Cape Canaveral Air Force Base, Florida
This is probably one the most famous US space launch sites, even though it is behind Vandenberg in the number of launches (about 400). From here, the first American satellite, Explorer 1, was launched in 1958. Manned programs Mercury and Gemini also started from Cape Canaveral. The Apollo 7 mission in 1968 and the first Mars Pathfinder rover in 1996 also took off from here. Cape Canaveral Air Force Base has a total of 38 launchpads, but only four of those are operational. Currently, Delta II and IV, Falcon 9, and Atlas V rockets are launched from these pads.
Kennedy Space Center, Florida
Kennedy is located on Merritt Island in Brevard County, Florida, near Cape Canaveral. As one of the leading USA rocket launch sites, this facility is held by NASA and is known for the Space Shuttle, Apollo, Mercury, and Gemini programs. Since 1953, more than 170 launches have been carried out from here.
After the Space Shuttle program was curtailed in 2007, NASA started to upgrade this launch site for the Ares I and Ares V rockets for the new US manned Constellation program. But in 2008, the government closed that program, and no launches took place from the facility until 2018. Its area used was reduced to 9%, while the rest became a wildlife sanctuary and a tourist destination.
In 2014, NASA leased the L-39A launch pad to SpaceX for 20 years. Today, the Falcon 9 and the crewed spacecraft Crew Dragon take off from here. The L-39B site is being upgraded for future launches of SLS rockets with the Orion spacecraft.
Wallops Flight Facility, formerly WITC, Wallops Island Test Center, is one of the oldest US spaceports that has been operational since 1945. It consists of 3 separate sections: the main base, the mainland center, and the Wallops Islands launch site. Test flights of a manned Mercury capsule with two monkeys on board took place here.
The first successful launch from Wallops took place on 16th February 1961, when the Scout X-1 launch vehicle successfully deployed the Explorer-9 satellite into LEO.
Since 2006, part of the site has been leased by the private aerospace corporation Virginia Commercial Space Flight Authority for commercial launches. This area was renamed Mid-Atlantic Regional Spaceport, MARS. From here, the Minotaur and Antares heavy carrier rockets are launched. In total, over 30 launches took place from Wallops.
Mojave Spaceport, California
This is one of the most special rocket launch sites in USA because it is the first commercial spaceport for horizontal launches licensed by the FAA. The facility is known for acting as the testing ground for Scaled Composites SpaceShipOne, which on 21st June 2004, performed the first privately funded suborbital manned flight. Today, XCOR Aerospace, Masten Space Systems, Virgin Galactic, The Spaceship Company, Stratolaunch Systems, Firestar Technologies, and Orbital Sciences Corporation are based here. The facility also hosts commercial LauncherOne air launches by Virgin Orbit.

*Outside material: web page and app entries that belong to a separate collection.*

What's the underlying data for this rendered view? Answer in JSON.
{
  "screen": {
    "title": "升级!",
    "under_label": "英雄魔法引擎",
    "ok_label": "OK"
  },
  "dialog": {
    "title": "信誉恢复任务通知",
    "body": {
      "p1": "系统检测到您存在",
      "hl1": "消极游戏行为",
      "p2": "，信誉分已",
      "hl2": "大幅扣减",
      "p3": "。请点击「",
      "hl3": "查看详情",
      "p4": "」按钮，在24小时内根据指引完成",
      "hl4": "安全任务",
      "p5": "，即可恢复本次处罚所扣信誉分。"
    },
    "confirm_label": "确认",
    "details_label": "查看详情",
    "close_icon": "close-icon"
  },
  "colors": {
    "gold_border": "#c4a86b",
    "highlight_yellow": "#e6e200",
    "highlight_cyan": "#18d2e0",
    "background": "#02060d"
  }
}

Houston Spaceport (Texas)
And of course, we could not ignore the NASA Space Center in Houston, which has been rightfully considered the heart of the American space missions for almost 30 years. From here, astronaut landing on the moon as part of the Apollo mission was controlled (it was here that the legendary phrase “Houston, we have a problem” was voiced). The facility also provided controls for the space shuttle program and flights to the ISS.
In 2013, Houston applied to the FAA for a license, and since then, it is not only a center for space cooperation and development but also the only commercial spaceport located within the precincts of Houston, the 4th largest city in the United States, at Ellington Airport. In other words, it is a city within a city, home to over 200 aerospace manufacturing and development companies and one of the most famous US rocket launch sites.